The myth is partly a journalistic one, but partly a belief which has become necessary to a large number of left wingers.
There is a variety of people travelling under the Neo-Con banner, and the influence it has had on the George W. Bush administration has led to lines blurring. Though on the whole the blurred line is one between Neo-Cons and hardline Realists in International Relations. The US view of reconstruction in Iraq is inevitably that it should be free market in principle, and should benefit US enterprises. I don't get excited about this. I didn't support the war, but governments defend national interests and prevailing principles of political economy within that country. The outrage from some people is pointless, would a very socialistic government do anything different if it was occupying another country for any reason. Say defending itself against invasion. Any Democrat government would push for very free market policies by the standards of Saddam's Iraq and would seek to benefit US companies.
The Neo-Cons are not libertarian extreme free marketeers in ideology. Many of them are ex-Democrats who support the kind of welfare programs and regulated economy which has existed since the New Deal.

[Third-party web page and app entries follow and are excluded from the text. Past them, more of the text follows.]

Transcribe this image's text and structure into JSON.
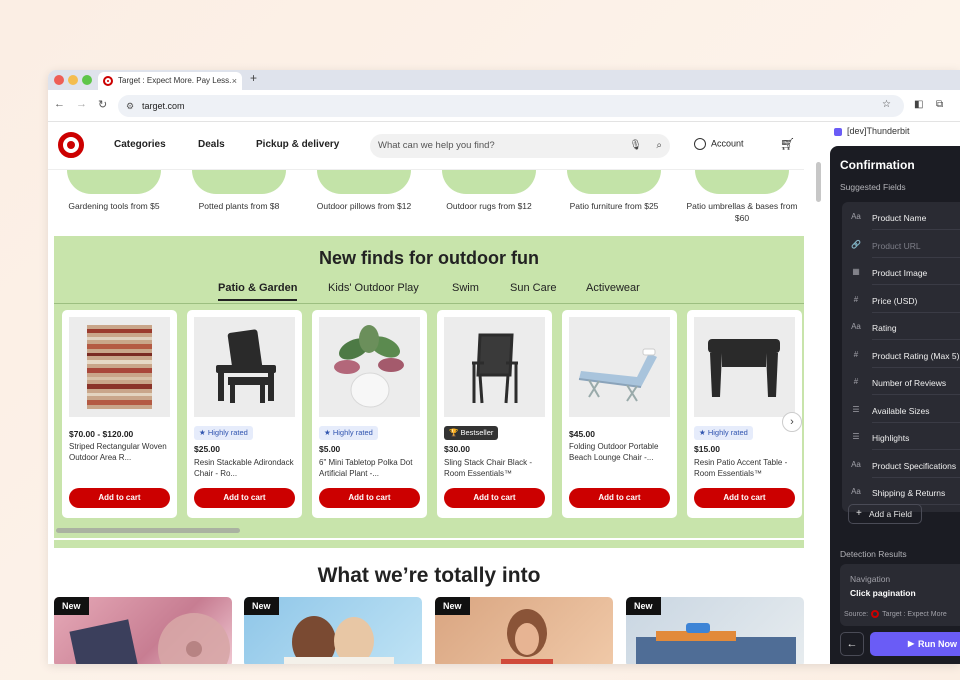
{
  "browser": {
    "tab_title": "Target : Expect More. Pay Less.",
    "tab_close": "×",
    "new_tab": "+",
    "url": "target.com"
  },
  "header": {
    "nav": [
      "Categories",
      "Deals",
      "Pickup & delivery"
    ],
    "search_placeholder": "What can we help you find?",
    "account": "Account"
  },
  "categories": [
    "Gardening tools from $5",
    "Potted plants from $8",
    "Outdoor pillows from $12",
    "Outdoor rugs from $12",
    "Patio furniture from $25",
    "Patio umbrellas & bases from $60"
  ],
  "outdoor": {
    "title": "New finds for outdoor fun",
    "tabs": [
      "Patio & Garden",
      "Kids' Outdoor Play",
      "Swim",
      "Sun Care",
      "Activewear"
    ],
    "active_tab": "Patio & Garden",
    "add_to_cart": "Add to cart",
    "products": [
      {
        "badge": "",
        "price": "$70.00 - $120.00",
        "name": "Striped Rectangular Woven Outdoor Area R..."
      },
      {
        "badge": "Highly rated",
        "price": "$25.00",
        "name": "Resin Stackable Adirondack Chair - Ro..."
      },
      {
        "badge": "Highly rated",
        "price": "$5.00",
        "name": "6\" Mini Tabletop Polka Dot Artificial Plant -..."
      },
      {
        "badge": "Bestseller",
        "price": "$30.00",
        "name": "Sling Stack Chair Black - Room Essentials™"
      },
      {
        "badge": "",
        "price": "$45.00",
        "name": "Folding Outdoor Portable Beach Lounge Chair -..."
      },
      {
        "badge": "Highly rated",
        "price": "$15.00",
        "name": "Resin Patio Accent Table - Room Essentials™"
      }
    ]
  },
  "into": {
    "title": "What we’re totally into",
    "badge": "New"
  },
  "panel": {
    "header": "[dev]Thunderbit",
    "title": "Confirmation",
    "suggested": "Suggested Fields",
    "fields": [
      {
        "icon": "Aa",
        "name": "Product Name",
        "dim": false
      },
      {
        "icon": "🔗",
        "name": "Product URL",
        "dim": true
      },
      {
        "icon": "▦",
        "name": "Product Image",
        "dim": false
      },
      {
        "icon": "#",
        "name": "Price (USD)",
        "dim": false
      },
      {
        "icon": "Aa",
        "name": "Rating",
        "dim": false
      },
      {
        "icon": "#",
        "name": "Product Rating (Max 5)",
        "dim": false
      },
      {
        "icon": "#",
        "name": "Number of Reviews",
        "dim": false
      },
      {
        "icon": "☰",
        "name": "Available Sizes",
        "dim": false
      },
      {
        "icon": "☰",
        "name": "Highlights",
        "dim": false
      },
      {
        "icon": "Aa",
        "name": "Product Specifications",
        "dim": false
      },
      {
        "icon": "Aa",
        "name": "Shipping & Returns",
        "dim": false
      }
    ],
    "add_field": "Add a Field",
    "detection": "Detection Results",
    "navigation": "Navigation",
    "click_pagination": "Click pagination",
    "source": "Source:",
    "source_name": "Target : Expect More",
    "run": "Run Now"
  },
  "colors": {
    "brand": "#cc0000",
    "section_bg": "#c8e4ab",
    "panel_bg": "#1b1c23",
    "run_button": "#6a5cf6"
  }
}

They are greatly hated by the Libertarian purists, and the the Paleocons who mix very small state policies with nationalism and conservative social values. Those forces who reject what endures from FDR are not Neocons, they tend to actively hate them.
The real source of Neo-Con thought are Cold War Military Liberalism, the neo-Platonist elitest Leo Strauss who never expressed an interest in pure free markets, the post-ideological social theorist Daniel Bell, Trotrskyites who moved from Marxist based hatred of Stalinism to a fervent belief in Democracy again Marxism.
The pure economic libertarians strongly opposed the Iraqi invasion, hate Bush and hate Neo-Cons.
But don't let those distinctions confuse you the next time you want to have a good rant about Neo-Cons and free markets.